What needs to be done:
Your answer is the listing, printed exactly as given.

Records to use:
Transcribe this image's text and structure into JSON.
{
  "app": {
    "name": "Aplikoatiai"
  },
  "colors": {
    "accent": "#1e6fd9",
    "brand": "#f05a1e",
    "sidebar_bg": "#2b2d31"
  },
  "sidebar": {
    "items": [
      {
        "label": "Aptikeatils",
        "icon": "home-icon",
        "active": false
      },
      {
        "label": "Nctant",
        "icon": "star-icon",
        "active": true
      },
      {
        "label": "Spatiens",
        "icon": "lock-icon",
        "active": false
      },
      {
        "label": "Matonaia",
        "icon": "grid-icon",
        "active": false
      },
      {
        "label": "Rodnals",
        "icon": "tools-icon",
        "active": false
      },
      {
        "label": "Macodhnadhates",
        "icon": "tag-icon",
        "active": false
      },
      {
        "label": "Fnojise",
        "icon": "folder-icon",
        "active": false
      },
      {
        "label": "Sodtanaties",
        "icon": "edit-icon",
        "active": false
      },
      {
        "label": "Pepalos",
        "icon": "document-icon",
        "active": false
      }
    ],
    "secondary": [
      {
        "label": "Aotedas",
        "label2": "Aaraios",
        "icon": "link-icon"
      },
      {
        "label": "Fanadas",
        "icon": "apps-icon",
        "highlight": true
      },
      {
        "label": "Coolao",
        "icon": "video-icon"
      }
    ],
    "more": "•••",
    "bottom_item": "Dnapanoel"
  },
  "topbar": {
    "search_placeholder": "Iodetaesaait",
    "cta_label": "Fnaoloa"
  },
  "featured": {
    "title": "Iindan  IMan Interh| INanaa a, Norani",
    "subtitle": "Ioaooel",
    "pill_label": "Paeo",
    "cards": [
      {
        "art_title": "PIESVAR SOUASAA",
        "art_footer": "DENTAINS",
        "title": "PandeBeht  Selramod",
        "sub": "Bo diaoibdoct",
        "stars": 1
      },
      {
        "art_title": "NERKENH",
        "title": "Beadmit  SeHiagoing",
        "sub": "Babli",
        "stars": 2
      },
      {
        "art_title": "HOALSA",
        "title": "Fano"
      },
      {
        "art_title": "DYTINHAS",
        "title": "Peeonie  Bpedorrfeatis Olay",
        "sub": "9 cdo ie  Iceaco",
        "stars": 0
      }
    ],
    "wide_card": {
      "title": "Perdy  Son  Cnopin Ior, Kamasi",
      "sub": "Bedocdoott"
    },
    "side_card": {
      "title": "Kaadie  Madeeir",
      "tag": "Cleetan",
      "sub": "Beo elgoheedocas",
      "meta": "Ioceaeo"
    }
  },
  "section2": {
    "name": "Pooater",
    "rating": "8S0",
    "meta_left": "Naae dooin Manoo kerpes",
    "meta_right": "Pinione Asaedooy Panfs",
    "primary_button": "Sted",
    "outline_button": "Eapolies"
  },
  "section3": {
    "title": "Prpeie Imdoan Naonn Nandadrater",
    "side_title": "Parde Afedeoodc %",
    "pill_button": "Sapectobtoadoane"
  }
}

Finished exercise:
Transcribe this image's text and structure into JSON.
{
  "app": {
    "name": "Aplikoatiai"
  },
  "colors": {
    "accent": "#1e6fd9",
    "brand": "#f05a1e",
    "sidebar_bg": "#2b2d31"
  },
  "sidebar": {
    "items": [
      {
        "label": "Aptikeatils",
        "icon": "home-icon",
        "active": false
      },
      {
        "label": "Nctant",
        "icon": "star-icon",
        "active": true
      },
      {
        "label": "Spatiens",
        "icon": "lock-icon",
        "active": false
      },
      {
        "label": "Matonaia",
        "icon": "grid-icon",
        "active": false
      },
      {
        "label": "Rodnals",
        "icon": "tools-icon",
        "active": false
      },
      {
        "label": "Macodhnadhates",
        "icon": "tag-icon",
        "active": false
      },
      {
        "label": "Fnojise",
        "icon": "folder-icon",
        "active": false
      },
      {
        "label": "Sodtanaties",
        "icon": "edit-icon",
        "active": false
      },
      {
        "label": "Pepalos",
        "icon": "document-icon",
        "active": false
      }
    ],
    "secondary": [
      {
        "label": "Aotedas",
        "label2": "Aaraios",
        "icon": "link-icon"
      },
      {
        "label": "Fanadas",
        "icon": "apps-icon",
        "highlight": true
      },
      {
        "label": "Coolao",
        "icon": "video-icon"
      }
    ],
    "more": "•••",
    "bottom_item": "Dnapanoel"
  },
  "topbar": {
    "search_placeholder": "Iodetaesaait",
    "cta_label": "Fnaoloa"
  },
  "featured": {
    "title": "Iindan  IMan Interh| INanaa a, Norani",
    "subtitle": "Ioaooel",
    "pill_label": "Paeo",
    "cards": [
      {
        "art_title": "PIESVAR SOUASAA",
        "art_footer": "DENTAINS",
        "title": "PandeBeht  Selramod",
        "sub": "Bo diaoibdoct",
        "stars": 1
      },
      {
        "art_title": "NERKENH",
        "title": "Beadmit  SeHiagoing",
        "sub": "Babli",
        "stars": 2
      },
      {
        "art_title": "HOALSA",
        "title": "Fano"
      },
      {
        "art_title": "DYTINHAS",
        "title": "Peeonie  Bpedorrfeatis Olay",
        "sub": "9 cdo ie  Iceaco",
        "stars": 0
      }
    ],
    "wide_card": {
      "title": "Perdy  Son  Cnopin Ior, Kamasi",
      "sub": "Bedocdoott"
    },
    "side_card": {
      "title": "Kaadie  Madeeir",
      "tag": "Cleetan",
      "sub": "Beo elgoheedocas",
      "meta": "Ioceaeo"
    }
  },
  "section2": {
    "name": "Pooater",
    "rating": "8S0",
    "meta_left": "Naae dooin Manoo kerpes",
    "meta_right": "Pinione Asaedooy Panfs",
    "primary_button": "Sted",
    "outline_button": "Eapolies"
  },
  "section3": {
    "title": "Prpeie Imdoan Naonn Nandadrater",
    "side_title": "Parde Afedeoodc %",
    "pill_button": "Sapectobtoadoane"
  }
}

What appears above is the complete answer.